As shown in
Within the substrate 110 is a second N-well 124 with similar dopant characteristics to the first N-well 114. The second N-well 124 also has a P+ doped region 128, with similar dopant characteristics to the P+ doped region 116 within the first N-well 114. That is a dopant concentration in the range between 1E20 and 1E21 a/cm3.
Again referring to
The two N+ regions have been created in a similar well-known manner. For example by means of ion implantation with a donor dopant such as As at a dosage of between 1E15 and 5E15 a/cm2 and a energy between 20 and 80 KeV. The resultant N+ regions will have a dopant concentration of between 1E20 and 1E21 a/cm3.
The first substrate N+ region 118 is connected to the second N-well P+ region 126 by an external conductor element 120. The second substrate N+ element 128 is connected to a second voltage source, VDD2, by means of an external conductor element 119.
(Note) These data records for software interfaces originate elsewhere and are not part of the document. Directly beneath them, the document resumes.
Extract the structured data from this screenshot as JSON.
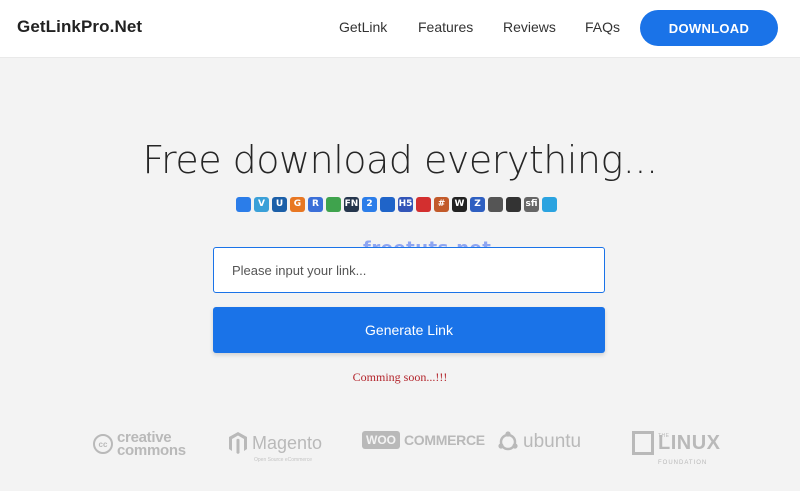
{
  "nav": {
    "brand": "GetLinkPro.Net",
    "links": [
      "GetLink",
      "Features",
      "Reviews",
      "FAQs"
    ],
    "download_label": "DOWNLOAD"
  },
  "hero": {
    "title": "Free download everything...",
    "host_icons": [
      {
        "name": "box-icon",
        "color": "#2b7de9",
        "label": ""
      },
      {
        "name": "vimeo-icon",
        "color": "#3aa0d8",
        "label": "V"
      },
      {
        "name": "uploaded-icon",
        "color": "#1b5fa8",
        "label": "U"
      },
      {
        "name": "g-icon",
        "color": "#e87722",
        "label": "G"
      },
      {
        "name": "rapidgator-icon",
        "color": "#3b6fd8",
        "label": "R"
      },
      {
        "name": "folder-icon",
        "color": "#3fa34d",
        "label": ""
      },
      {
        "name": "fn-icon",
        "color": "#25364d",
        "label": "FN"
      },
      {
        "name": "two-icon",
        "color": "#2b7de9",
        "label": "2"
      },
      {
        "name": "drop-icon",
        "color": "#1f64c9",
        "label": ""
      },
      {
        "name": "h5-icon",
        "color": "#3355b8",
        "label": "H5"
      },
      {
        "name": "cloud-icon",
        "color": "#d32f2f",
        "label": ""
      },
      {
        "name": "grid-icon",
        "color": "#c25a2a",
        "label": "#"
      },
      {
        "name": "w-icon",
        "color": "#222222",
        "label": "W"
      },
      {
        "name": "z-icon",
        "color": "#2e5fc1",
        "label": "Z"
      },
      {
        "name": "card-icon",
        "color": "#555555",
        "label": ""
      },
      {
        "name": "lock-icon",
        "color": "#333333",
        "label": ""
      },
      {
        "name": "sfi-icon",
        "color": "#666666",
        "label": "sfi"
      },
      {
        "name": "eye-icon",
        "color": "#2aa3e0",
        "label": ""
      }
    ]
  },
  "watermark": "freetuts.net",
  "form": {
    "input_placeholder": "Please input your link...",
    "generate_label": "Generate Link",
    "status": "Comming soon...!!!"
  },
  "partners": {
    "cc_top": "creative",
    "cc_bottom": "commons",
    "cc_badge": "cc",
    "magento": "Magento",
    "magento_sub": "Open Source eCommerce",
    "woo_box": "WOO",
    "woo_text": "COMMERCE",
    "ubuntu": "ubuntu",
    "linux_the": "THE",
    "linux": "LINUX",
    "linux_foundation": "FOUNDATION"
  },
  "colors": {
    "accent": "#1a73e8",
    "status": "#b3242b",
    "background": "#f3f3f3"
  }
}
The first N-well 114 P+ region 116 forms the anode of protection diode D11 and the emitter of the parasitic PNP bipolar transistor TX11. The first N-well 114 forms the diode D11 cathode and the base of PNP bipolar transistor TX11. The first N-well 114 also forms the collector of parasitic bipolar NPN transistor TX12. The P substrate forms the anode of diode 12 and the base of transistor TX12.
The second N-well 124 P+ region 126 forms the cathode of diode D13 and the emitter of bipolar transistor TX13. The second N-well 124 forms the base of TX113, the cathode of diode D13, and the collector of transistor TX14. The substrate 110 forms the collector of transistor TX13, the base of parasitic NPN bipolar transistor TX14, and the anode of diode D14. Completing the circuit, the N+ substrate contact 128 forms the emitter of the NPN bipolar transistor TX14 and the cathode of diode D14. The cathode of D12 is connected to the anode of D13 by an external conductor element 120 that is connected to N+ region 118 and the P+ region 126.
The circuit arrangement enabled by this invention embodiment allows two or more diodes to be placed in series between the two power supply lines.
The n-th protection devices are contained in and derived from the n-th doped pair and are essentially the same type devices as derived from the first and second doped pair.
The invention diode devices are designated as P+/NW−N+. A series string of 2 invention diodes is designated by the suffix ^2 and a three invention diode string is designated by ^3. A special case of one invention diode device and one prior art device in a series string designated as P+/NW−N+ diode is included for comparison purposes. The data for this arrangement is very similar to the curve trace for P+/NW−N+ ^2 demonstrating no degradation in holding voltage characteristics for the invention devices.
It can be seen in
Table 1 below is a summary of the “Holding Voltages”, exhibited by the invention devices and one invention device and one prior art device designate 1+1 in the table. The holding voltage is a key characteristic of ESD protection devices as the lower the holding voltage, the less the power dissipation for a given current level.
The table illustrates the maximum change in holding voltage for different numbers of invention diode devices in the diode string at 25° C. and 125° C. and the P substrate grounded. Included in the table is an addition test case at 25° C. whereby the substrate is left floating.
The 25° C. and 125° C. rows are measurements taken at the respective temperatures with the substrate Vss connection grounded The Vss Floating row represents measurements taken with the substrate Vss connection floating.
As indicated in the table, the maximum holding voltage is 3.34 volts for 3 diodes in a string.
The prior art diode together with the invention device exhibits similar protection characteristics as two of the invention devices. Also, comparing
Table 2 below summarizes the maximum ESD current capability before failure for various diode string configurations as shown in
While the invention has been particularly shown and described with reference to the preferred embodiments thereof, it will be understood by those skilled in the art that various changes in form and details may be made without departing from the spirit and scope of the invention.